Sebastian Vettel counts Bernie Ecclestone as a close friend, confidante if you wish, but the former F1 supremo is wondering if the German is capable of returning Ferrari to championship glory as his legendary compatriot Michael Schumacher did two decades ago.
Speaking to La Gazzetta Dello Sport ahead of season final Abu Dhabi weekend, Ecclestone was asked for his thoughts on Ferrari’s failure to win the championship despite apparently having the best package to do so since the advent of the turbo hybrid era.
Ecclestone admitted, “I really thought Ferrari would do it this year and really don’t know where they lost their way, at what point they lost it and there was no valid reason.
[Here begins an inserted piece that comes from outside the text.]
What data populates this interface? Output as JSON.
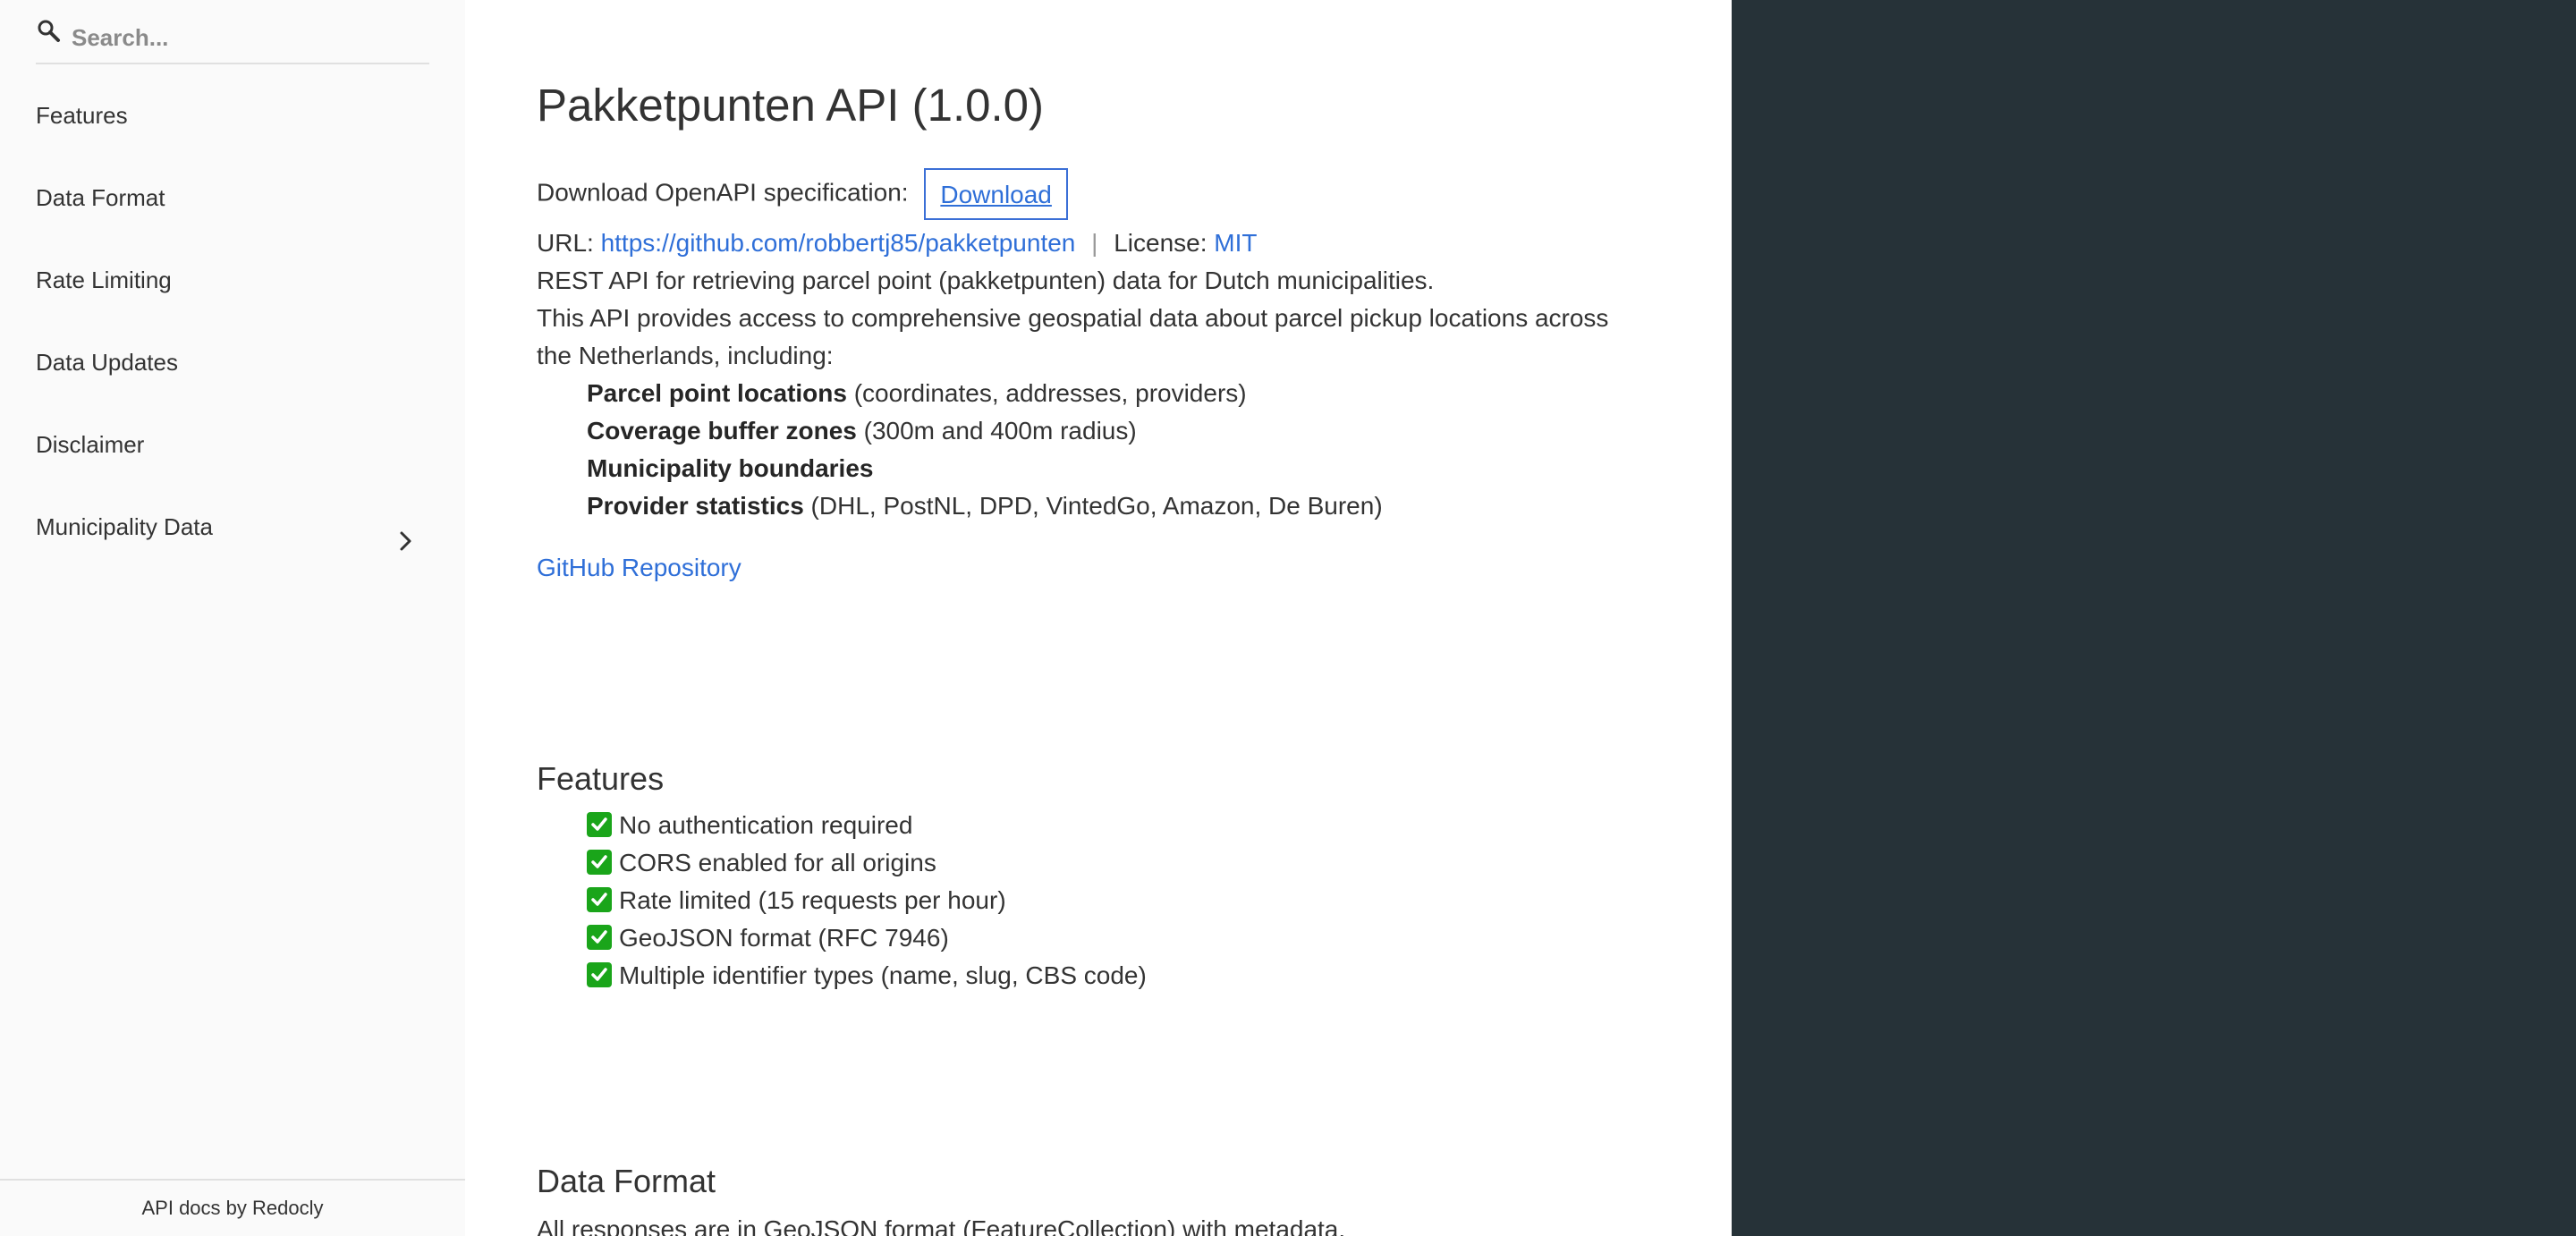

I don’t know.”
“Sebastian made mistakes, the team made mistakes. On some tracks, Mercedes were stronger but in the end, on average, Ferrari had the better car.”
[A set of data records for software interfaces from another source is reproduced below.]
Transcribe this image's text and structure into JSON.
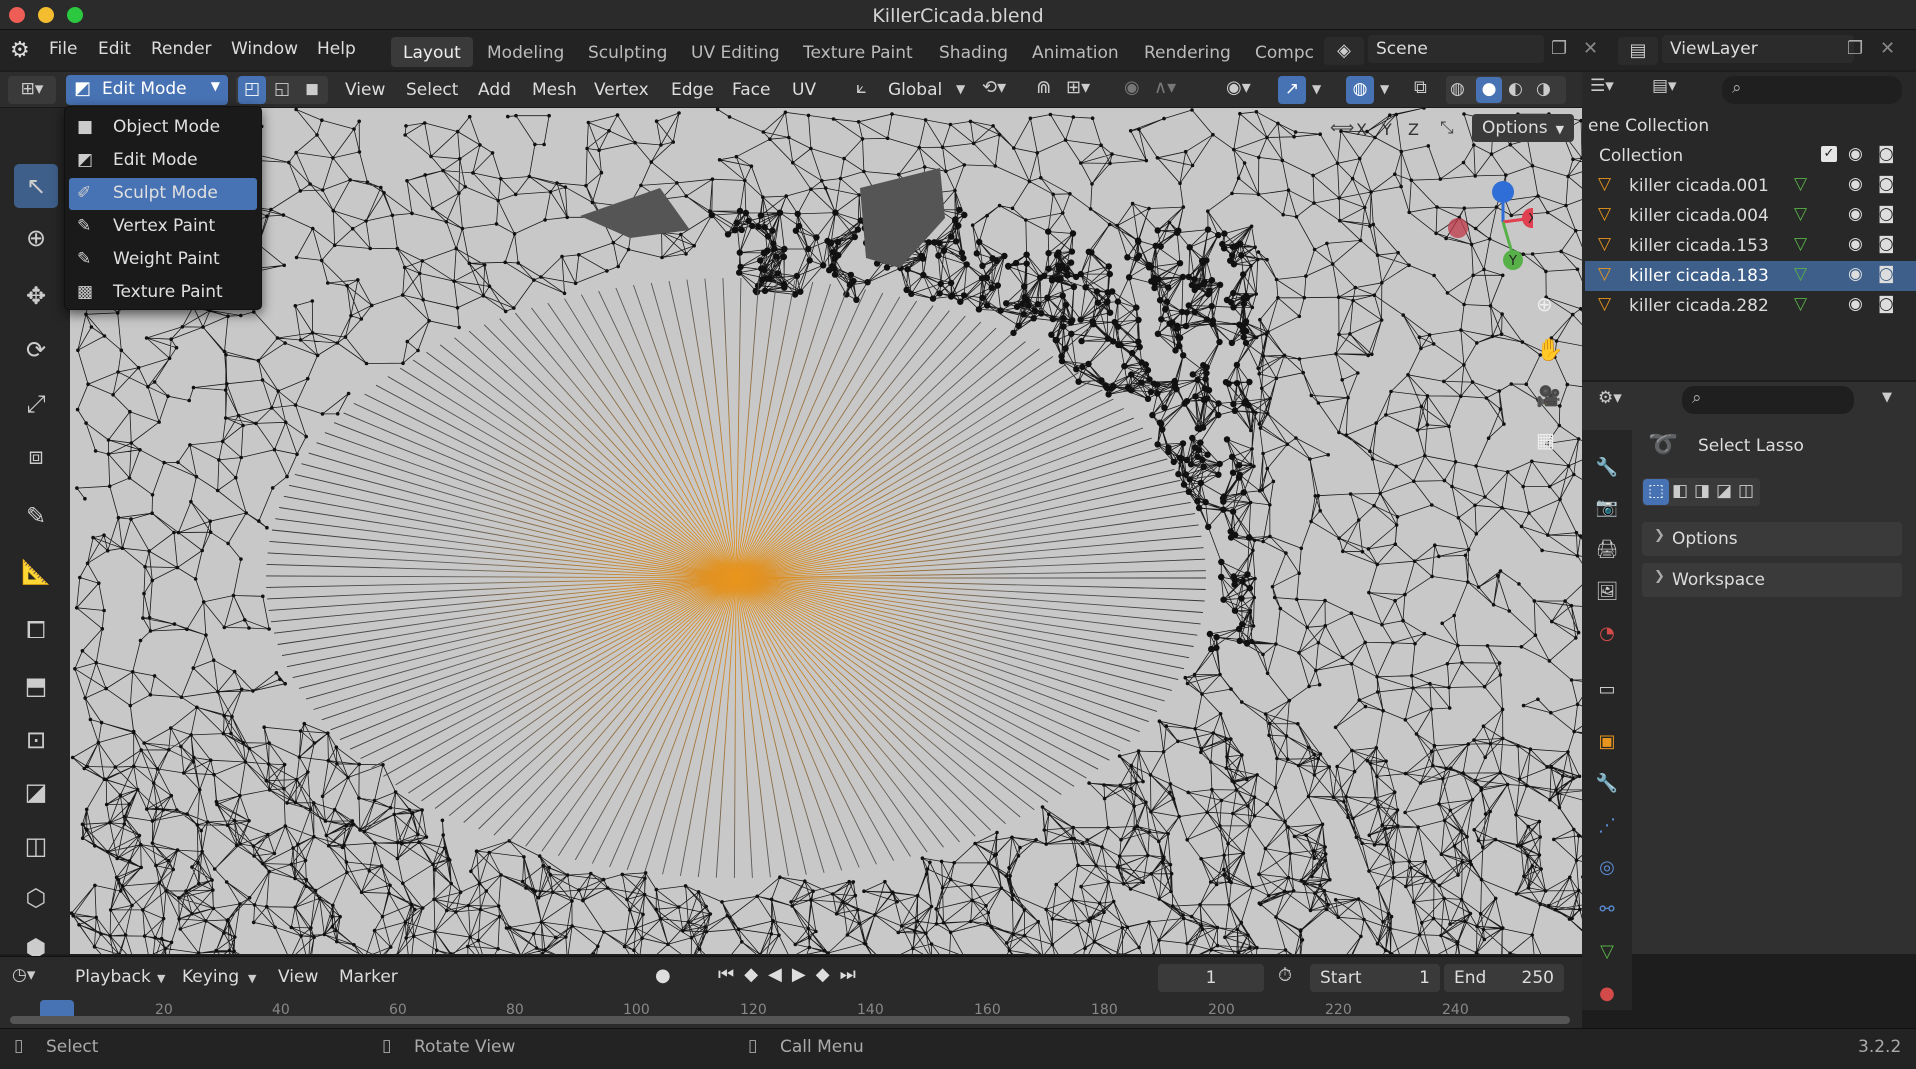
{
  "window": {
    "title": "KillerCicada.blend"
  },
  "menubar": {
    "items": [
      "File",
      "Edit",
      "Render",
      "Window",
      "Help"
    ]
  },
  "workspaces": {
    "tabs": [
      "Layout",
      "Modeling",
      "Sculpting",
      "UV Editing",
      "Texture Paint",
      "Shading",
      "Animation",
      "Rendering",
      "Compc"
    ],
    "active": "Layout"
  },
  "scene": {
    "label": "Scene"
  },
  "view_layer": {
    "label": "ViewLayer"
  },
  "header": {
    "mode": "Edit Mode",
    "menus": [
      "View",
      "Select",
      "Add",
      "Mesh",
      "Vertex",
      "Edge",
      "Face",
      "UV"
    ],
    "orientation": "Global",
    "options": "Options",
    "axes": [
      "X",
      "Y",
      "Z"
    ]
  },
  "mode_dropdown": {
    "items": [
      "Object Mode",
      "Edit Mode",
      "Sculpt Mode",
      "Vertex Paint",
      "Weight Paint",
      "Texture Paint"
    ],
    "highlighted": "Sculpt Mode"
  },
  "outliner": {
    "scene_collection": "ene Collection",
    "collection": "Collection",
    "objects": [
      "killer cicada.001",
      "killer cicada.004",
      "killer cicada.153",
      "killer cicada.183",
      "killer cicada.282"
    ],
    "selected": "killer cicada.183"
  },
  "properties": {
    "tool_name": "Select Lasso",
    "panels": [
      "Options",
      "Workspace"
    ]
  },
  "timeline": {
    "menus": [
      "Playback",
      "Keying",
      "View",
      "Marker"
    ],
    "current_frame": "1",
    "start_label": "Start",
    "start": "1",
    "end_label": "End",
    "end": "250",
    "ruler": [
      "20",
      "40",
      "60",
      "80",
      "100",
      "120",
      "140",
      "160",
      "180",
      "200",
      "220",
      "240"
    ]
  },
  "statusbar": {
    "select": "Select",
    "rotate": "Rotate View",
    "call_menu": "Call Menu",
    "version": "3.2.2"
  },
  "colors": {
    "accent": "#4772b3",
    "selected_vertex": "#e8951e",
    "outliner_selected": "#3e5f8a"
  }
}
Vettel was not able to maximise the package at his disposal and made big mistakes – throwing away victory at his home German Grand Prix while leading comfortably. Thereafter there were too many niggles and fumbles which agitated the German.
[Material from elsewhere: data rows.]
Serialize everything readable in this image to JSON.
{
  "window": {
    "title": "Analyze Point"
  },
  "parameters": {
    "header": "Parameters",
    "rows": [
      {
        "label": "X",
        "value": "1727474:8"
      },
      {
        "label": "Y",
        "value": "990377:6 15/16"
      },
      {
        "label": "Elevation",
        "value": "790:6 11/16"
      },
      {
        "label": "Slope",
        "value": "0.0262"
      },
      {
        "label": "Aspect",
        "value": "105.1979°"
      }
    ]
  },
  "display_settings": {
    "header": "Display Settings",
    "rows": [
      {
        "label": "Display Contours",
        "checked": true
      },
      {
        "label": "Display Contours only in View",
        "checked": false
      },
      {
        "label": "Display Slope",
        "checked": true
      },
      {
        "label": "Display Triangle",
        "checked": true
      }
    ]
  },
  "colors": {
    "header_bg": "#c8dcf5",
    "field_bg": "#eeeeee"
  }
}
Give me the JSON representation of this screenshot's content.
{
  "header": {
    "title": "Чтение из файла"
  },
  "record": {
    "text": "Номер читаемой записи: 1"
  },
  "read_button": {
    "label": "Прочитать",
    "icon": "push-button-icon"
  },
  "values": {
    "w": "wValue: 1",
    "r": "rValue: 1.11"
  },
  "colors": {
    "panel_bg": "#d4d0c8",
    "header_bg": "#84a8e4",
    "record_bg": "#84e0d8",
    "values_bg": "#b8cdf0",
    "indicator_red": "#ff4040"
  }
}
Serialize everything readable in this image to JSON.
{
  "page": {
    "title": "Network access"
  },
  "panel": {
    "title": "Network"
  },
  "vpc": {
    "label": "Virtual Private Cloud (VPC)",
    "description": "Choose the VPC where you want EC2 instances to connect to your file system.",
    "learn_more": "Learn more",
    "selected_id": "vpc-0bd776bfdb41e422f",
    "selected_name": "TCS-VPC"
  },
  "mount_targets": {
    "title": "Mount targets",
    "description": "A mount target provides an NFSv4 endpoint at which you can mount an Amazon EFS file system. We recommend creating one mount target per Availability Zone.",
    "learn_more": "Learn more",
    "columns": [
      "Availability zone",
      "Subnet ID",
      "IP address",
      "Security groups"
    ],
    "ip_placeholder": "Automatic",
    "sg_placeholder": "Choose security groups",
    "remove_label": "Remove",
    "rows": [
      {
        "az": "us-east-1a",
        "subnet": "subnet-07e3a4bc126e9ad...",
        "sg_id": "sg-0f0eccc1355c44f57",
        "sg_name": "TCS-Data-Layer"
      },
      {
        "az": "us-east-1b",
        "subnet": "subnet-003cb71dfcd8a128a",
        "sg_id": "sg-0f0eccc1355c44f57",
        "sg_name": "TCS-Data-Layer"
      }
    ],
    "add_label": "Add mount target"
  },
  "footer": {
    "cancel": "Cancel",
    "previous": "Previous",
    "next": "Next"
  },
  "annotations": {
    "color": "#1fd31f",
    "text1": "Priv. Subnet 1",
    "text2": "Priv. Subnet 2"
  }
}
Perhaps most surprising has been the emotional instability of the four times Formula 1 World Champion, not the cool calculated stereotype German. Instead, he was an emotional hothead, reacting to pressure in ways expected of those brought up closer to the Mediterranean.
Bernie: Sebastian is not the finished product, he is just disoriented
Ecclestone continued, “At Red Bull, Seb was well loved, something he got used to. He spoke with everyone, everyone talked to him. He felt comfortable within that team.”
“I think Ferrari has not been like that. This has affected his focus and concentration. It should not have happened, but Sebastian showed an emotionally sensitive side to his character, which is strange for a German…”
“Vettel must harness his inner strength, look at things with greater calmness. He is not the finished product, he is just disoriented. He has everything in his power to recover and find himself again. We miss the real Seb!”
Vettel and Ferrari started the season with a bang, winning both races and gaining an early advantage over Mercedes until things started to go seriously pear-shaped.
After the summer break, Mercedes closed the gap, while Ferrari fumbled race after race, the rest is well-documented history: the Silver Arrows are double F1 champions, their tenth title in five years. The red team again empty-handed.
Invariably when Ferrari performance in Formula 1 is measured, the benchmark will always be the golden years of Schumacher at Maranello with the three wise men Jean Todt, Ross Brawn and Rory Byrne returning the team to the top and triggering five years of dominance.
Bernie: They have to look carefully at the team and determine if the right people are in the right places
Ecclestone recalled, “Michael took Ferrari on his shoulders and drove them out of that crisis. He was a leader, Vettel is not like that.”
After ending the Luca di Montezemolo era at Ferrari, the late Sergio Marchionne appeared to galvanise the team with his brash fire and brimstone style. His sudden absence a clear blow to the team in a time when strong leadership was required.
For now, his successors John Elkann and Louis Camilleri have been virtually invisible, apparently hands-off, unlike the former chief. The two now in charge have been conspicuous by their silence.
Asked if Marchionne’s death cost Ferrari the title this year, Ecclestone replied, “I really think so. He was a man who inspired and was respected. His presence would have given everyone more confidence to reach that goal.”
As for the new leadership, the 88-year-old Briton said, “They have to look carefully at the team and determine if the right people are in the right places.”
“Today’s Reds remind me of the mid-nineties when I convinced Todt to go to Maranello. It is a typical Italian problem, at Ferrari they have numerous valuable assets but we need someone to channel them to make them yield.
“I do not know who that might be, but it must be someone who speaks Italian and is willing to be at the factory 24-hours a day. You do not need an advisor-type or one who gives orders and then disappears.”
Finally, with regards to the Scuderia going against their drivers’ tradition next year and taking on young Charles Leclerc while dropping their veteran Kimi Raikkonen, Ecclestone warned, “This was a step backwards and seems a shame to me. I would have kept [Kimi] at Ferrari.”